It is important we raise the status of apprenticeships and I want every young person leaving school to view an apprenticeship or going to university in equal merit. To achieve this we must ensure apprenticeships are of a high quality and valued by employers. I believe we are now achieving this.  Putting businesses in the driving seat over the design of apprenticeships is raising standards and ensuring apprenticeships are rigorous as well as responsive to employers’ needs.

In my view  apprenticeships are fantastic for three reasons:

First is the opportunity they can offer an individual. You can leave school or college and you find yourself at a crossroads. One path can lead to university, another to a gap year, another to work.  But there is another path: one which can lead you to becoming an apprentice, and the best thing is that you can earn and learn at the same time.

The second great thing about apprenticeships is the skills they provide. More and more employers are saying that graduates and school leavers do not have all the skills that they believe are necessary for the working world.  And university is not always the best option for everyone – sometimes an apprenticeship will be a better way of developing a young person’s skills in a way that is directly tailored to the workplace and the role that that individual wishes to pursue within that business, or sector. This does not mean less rigour or application, in fact far from it. Apprenticeships tend to be intensive, focussed and hands-on. In fact, under this Government, apprenticeship providers are now required to offer training in English and Maths up to the standard of at least a good GCSE.

Thirdly – and perhaps most importantly – apprenticeships are vital at a time when we have faced the biggest economic crisis any of us have known.

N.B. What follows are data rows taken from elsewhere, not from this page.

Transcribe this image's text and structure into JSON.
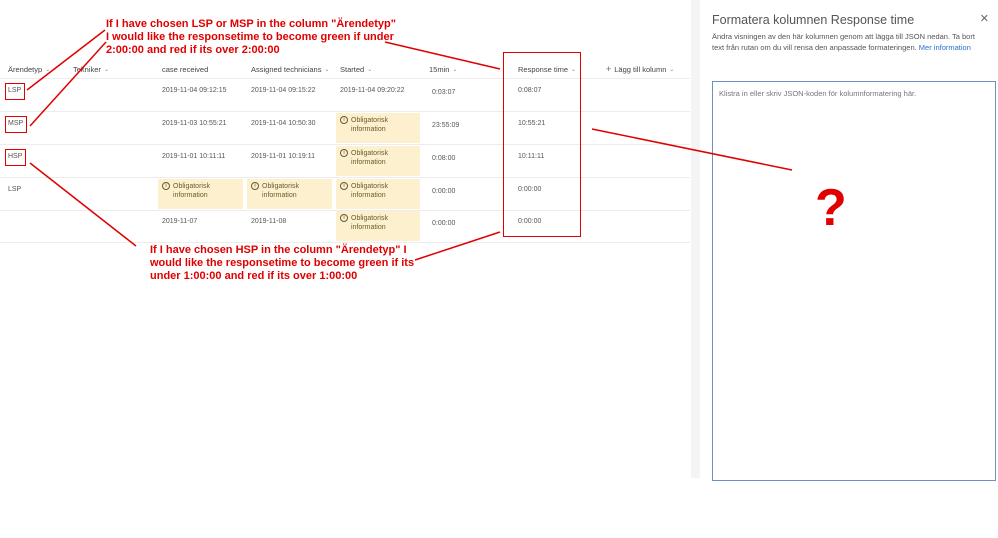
{
  "columns": [
    {
      "label": "Ärendetyp"
    },
    {
      "label": "Tekniker"
    },
    {
      "label": "case received"
    },
    {
      "label": "Assigned technicians"
    },
    {
      "label": "Started"
    },
    {
      "label": "15min"
    },
    {
      "label": "Response time"
    },
    {
      "label": "Lägg till kolumn"
    }
  ],
  "required_text": {
    "line1": "Obligatorisk",
    "line2": "information"
  },
  "rows": [
    {
      "arendetyp": "LSP",
      "case_received": "2019-11-04 09:12:15",
      "assigned": "2019-11-04 09:15:22",
      "started": "2019-11-04 09:20:22",
      "min15": "0:03:07",
      "response": "0:08:07"
    },
    {
      "arendetyp": "MSP",
      "case_received": "2019-11-03 10:55:21",
      "assigned": "2019-11-04 10:50:30",
      "started": "",
      "min15": "23:55:09",
      "response": "10:55:21"
    },
    {
      "arendetyp": "HSP",
      "case_received": "2019-11-01 10:11:11",
      "assigned": "2019-11-01 10:19:11",
      "started": "",
      "min15": "0:08:00",
      "response": "10:11:11"
    },
    {
      "arendetyp": "LSP",
      "case_received": "",
      "assigned": "",
      "started": "",
      "min15": "0:00:00",
      "response": "0:00:00"
    },
    {
      "arendetyp": "",
      "case_received": "2019-11-07",
      "assigned": "2019-11-08",
      "started": "",
      "min15": "0:00:00",
      "response": "0:00:00"
    }
  ],
  "panel": {
    "title": "Formatera kolumnen Response time",
    "close_icon": "✕",
    "description": "Ändra visningen av den här kolumnen genom att lägga till JSON nedan. Ta bort text från rutan om du vill rensa den anpassade formateringen.",
    "more_link": "Mer information",
    "editor_placeholder": "Klistra in eller skriv JSON-koden för kolumnformatering här."
  },
  "annotations": {
    "top": "If I have chosen LSP or MSP in the column \"Ärendetyp\" I would like the responsetime to become green if under 2:00:00 and red if its over 2:00:00",
    "bottom": "If I have chosen HSP in the column \"Ärendetyp\" I would like the responsetime to become green if its under 1:00:00 and red if its over 1:00:00",
    "question": "?"
  },
  "colors": {
    "annotation": "#e00000",
    "required_bg": "#fdf0cf",
    "link": "#2b6fd0"
  }
}
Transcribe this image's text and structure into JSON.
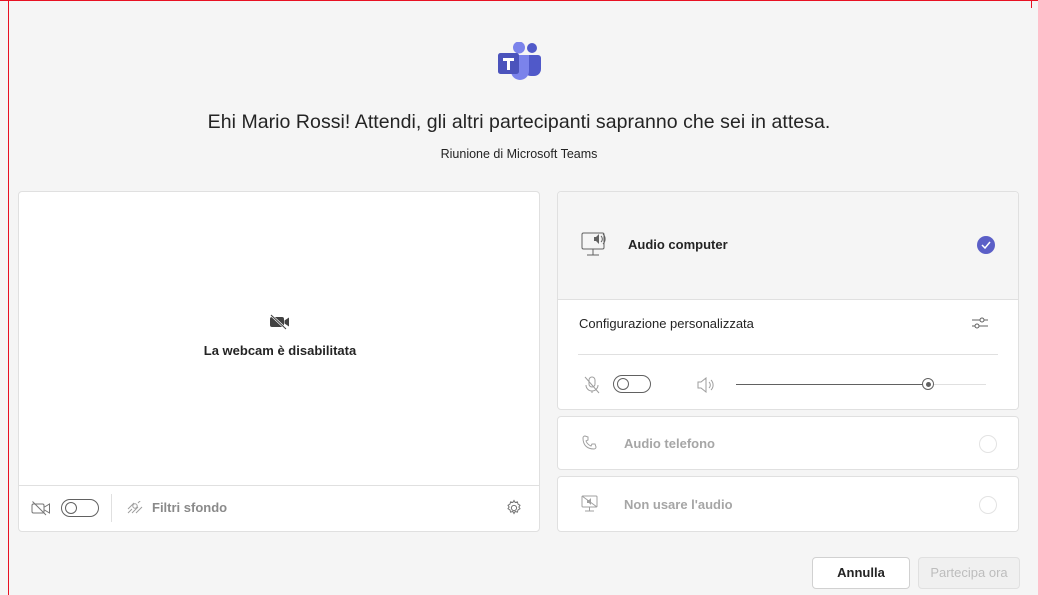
{
  "header": {
    "title": "Ehi Mario Rossi! Attendi, gli altri partecipanti sapranno che sei in attesa.",
    "subtitle": "Riunione di Microsoft Teams",
    "logo_icon": "microsoft-teams-logo"
  },
  "video_panel": {
    "status_label": "La webcam è disabilitata",
    "camera_toggle_state": "off",
    "background_filters_label": "Filtri sfondo"
  },
  "audio_options": {
    "computer": {
      "label": "Audio computer",
      "selected": true
    },
    "custom_setup": {
      "label": "Configurazione personalizzata",
      "mic_toggle_state": "off",
      "volume_fraction": 0.78
    },
    "phone": {
      "label": "Audio telefono",
      "selected": false
    },
    "none": {
      "label": "Non usare l'audio",
      "selected": false
    }
  },
  "actions": {
    "cancel_label": "Annulla",
    "join_label": "Partecipa ora"
  },
  "colors": {
    "accent": "#5b5fc7",
    "frame": "#e81123",
    "disabled_text": "#bdbdbd"
  }
}
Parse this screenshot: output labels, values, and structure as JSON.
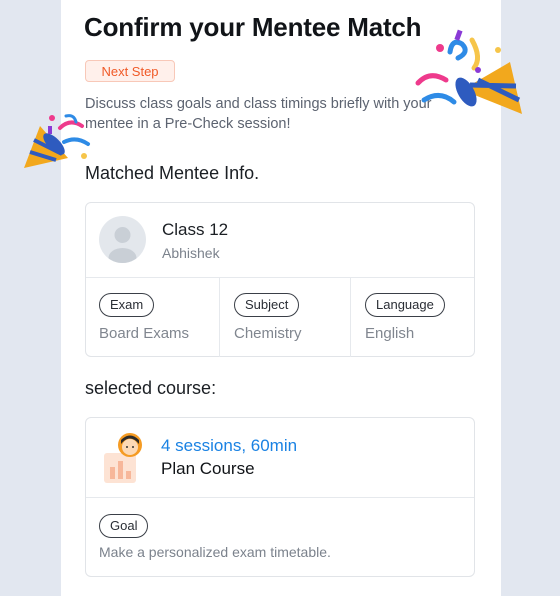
{
  "header": {
    "title": "Confirm your Mentee Match",
    "badge": "Next Step",
    "description": "Discuss class goals and class timings briefly with your mentee in a Pre-Check session!"
  },
  "mentee": {
    "section_label": "Matched Mentee Info.",
    "class": "Class 12",
    "name": "Abhishek",
    "fields": [
      {
        "label": "Exam",
        "value": "Board Exams"
      },
      {
        "label": "Subject",
        "value": "Chemistry"
      },
      {
        "label": "Language",
        "value": "English"
      }
    ]
  },
  "course": {
    "section_label": "selected course:",
    "sessions": "4 sessions, 60min",
    "plan": "Plan Course",
    "goal_label": "Goal",
    "goal_text": "Make a personalized exam timetable."
  },
  "icons": {
    "avatar": "user-avatar-placeholder-icon",
    "course": "mentor-chart-icon",
    "decor": "party-popper-icon"
  },
  "colors": {
    "accent_orange": "#f05a28",
    "accent_blue": "#1a82e3",
    "background": "#e2e7f0"
  }
}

Jobs and growth are the answer, and apprenticeships are a vital part of that answer. Particularly during my first couple of years as Lincoln’s Member of Parliament, I received numerous letters and emails from constituents telling me that they, or their children, had sent off hundreds of CVs to little avail. The most common feedback they received, if they received any, was that they lacked genuine work experience. This is especially true when lean times mean businesses are less willing to recruit younger employees.  But apprenticeships now last at least a year and, unlike some apprenticeships in the past, they are now meaningful, with those who undertake them able to use the skills learnt and real work experience within the same company, or take those skills and experiences with them when they move to different jobs in their working careers.  Apprenticeships are now more than ever at last equated with excellence.

I have seen for myself the excellent work of the apprentices at the Gelder Group, PK Automotive, the Lindum Group and just earlier today at Lincoln City Council where I joined their celebration and enjoyed their group presentation as part of National Apprenticeship Week.  The Gelder Group - a large construction-centric business operating in Lincoln and across Lincolnshire - have invested hundreds of thousands of pounds in developing a building trades skills learning centre used by people of all ages, and across the City there are a wealth of different sectors available for those wishing to undertake meaningful apprenticeships as well as specific ones too – such as technician apprenticeships at PK Automotive up behind Tesco on Wragby Raod.  Others are benefitting from excellent schemes up and down the country too, from large, international firms such as BAE systems, to Mercedes, from the NHS to Deloitte.

To build-in and secure social mobility, as well as feed economic growth, we need an apprenticeship programme at the heart of a vocational pathway that matches the quality of the well-trodden academic one.  Apprenticeships are good for the economy of our City, County and Country, good for employers and, most importantly, good for individual apprentices themselves. So I am delighted that in Lincoln and across the UK we are adding many more names to the list of people who have started glittering careers as apprentices. 

My congratulations to you all and do have a very enjoyable rest of your evening.